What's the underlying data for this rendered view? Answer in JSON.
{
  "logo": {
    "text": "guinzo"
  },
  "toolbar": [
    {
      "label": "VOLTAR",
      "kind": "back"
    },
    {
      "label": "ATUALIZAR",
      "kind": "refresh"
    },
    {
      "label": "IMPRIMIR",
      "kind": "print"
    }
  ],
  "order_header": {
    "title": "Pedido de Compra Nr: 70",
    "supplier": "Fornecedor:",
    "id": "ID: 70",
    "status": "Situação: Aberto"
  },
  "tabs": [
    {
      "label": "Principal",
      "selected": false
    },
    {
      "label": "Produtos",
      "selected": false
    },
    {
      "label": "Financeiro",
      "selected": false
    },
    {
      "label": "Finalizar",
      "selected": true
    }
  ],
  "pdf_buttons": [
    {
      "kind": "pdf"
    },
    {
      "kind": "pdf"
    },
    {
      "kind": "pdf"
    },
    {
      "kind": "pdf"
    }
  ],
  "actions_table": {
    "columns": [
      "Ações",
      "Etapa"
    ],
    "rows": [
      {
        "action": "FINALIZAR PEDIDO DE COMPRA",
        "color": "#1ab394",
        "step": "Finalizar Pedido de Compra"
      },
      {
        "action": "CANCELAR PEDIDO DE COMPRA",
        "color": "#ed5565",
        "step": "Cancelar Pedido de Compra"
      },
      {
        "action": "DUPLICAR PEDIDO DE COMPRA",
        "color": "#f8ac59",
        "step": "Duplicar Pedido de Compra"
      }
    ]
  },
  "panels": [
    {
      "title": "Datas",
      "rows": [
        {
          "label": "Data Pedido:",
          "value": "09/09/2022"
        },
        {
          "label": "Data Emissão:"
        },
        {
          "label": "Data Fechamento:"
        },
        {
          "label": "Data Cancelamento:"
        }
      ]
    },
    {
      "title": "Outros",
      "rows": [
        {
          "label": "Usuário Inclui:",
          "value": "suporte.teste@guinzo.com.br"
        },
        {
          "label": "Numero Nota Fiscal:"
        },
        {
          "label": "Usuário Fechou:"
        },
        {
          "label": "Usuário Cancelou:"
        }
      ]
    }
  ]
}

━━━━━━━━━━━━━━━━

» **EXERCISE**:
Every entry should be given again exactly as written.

» **TASK RESULT**:
What's the underlying data for this rendered view? Answer in JSON.
{
  "logo": {
    "text": "guinzo"
  },
  "toolbar": [
    {
      "label": "VOLTAR",
      "kind": "back"
    },
    {
      "label": "ATUALIZAR",
      "kind": "refresh"
    },
    {
      "label": "IMPRIMIR",
      "kind": "print"
    }
  ],
  "order_header": {
    "title": "Pedido de Compra Nr: 70",
    "supplier": "Fornecedor:",
    "id": "ID: 70",
    "status": "Situação: Aberto"
  },
  "tabs": [
    {
      "label": "Principal",
      "selected": false
    },
    {
      "label": "Produtos",
      "selected": false
    },
    {
      "label": "Financeiro",
      "selected": false
    },
    {
      "label": "Finalizar",
      "selected": true
    }
  ],
  "pdf_buttons": [
    {
      "kind": "pdf"
    },
    {
      "kind": "pdf"
    },
    {
      "kind": "pdf"
    },
    {
      "kind": "pdf"
    }
  ],
  "actions_table": {
    "columns": [
      "Ações",
      "Etapa"
    ],
    "rows": [
      {
        "action": "FINALIZAR PEDIDO DE COMPRA",
        "color": "#1ab394",
        "step": "Finalizar Pedido de Compra"
      },
      {
        "action": "CANCELAR PEDIDO DE COMPRA",
        "color": "#ed5565",
        "step": "Cancelar Pedido de Compra"
      },
      {
        "action": "DUPLICAR PEDIDO DE COMPRA",
        "color": "#f8ac59",
        "step": "Duplicar Pedido de Compra"
      }
    ]
  },
  "panels": [
    {
      "title": "Datas",
      "rows": [
        {
          "label": "Data Pedido:",
          "value": "09/09/2022"
        },
        {
          "label": "Data Emissão:"
        },
        {
          "label": "Data Fechamento:"
        },
        {
          "label": "Data Cancelamento:"
        }
      ]
    },
    {
      "title": "Outros",
      "rows": [
        {
          "label": "Usuário Inclui:",
          "value": "suporte.teste@guinzo.com.br"
        },
        {
          "label": "Numero Nota Fiscal:"
        },
        {
          "label": "Usuário Fechou:"
        },
        {
          "label": "Usuário Cancelou:"
        }
      ]
    }
  ]
}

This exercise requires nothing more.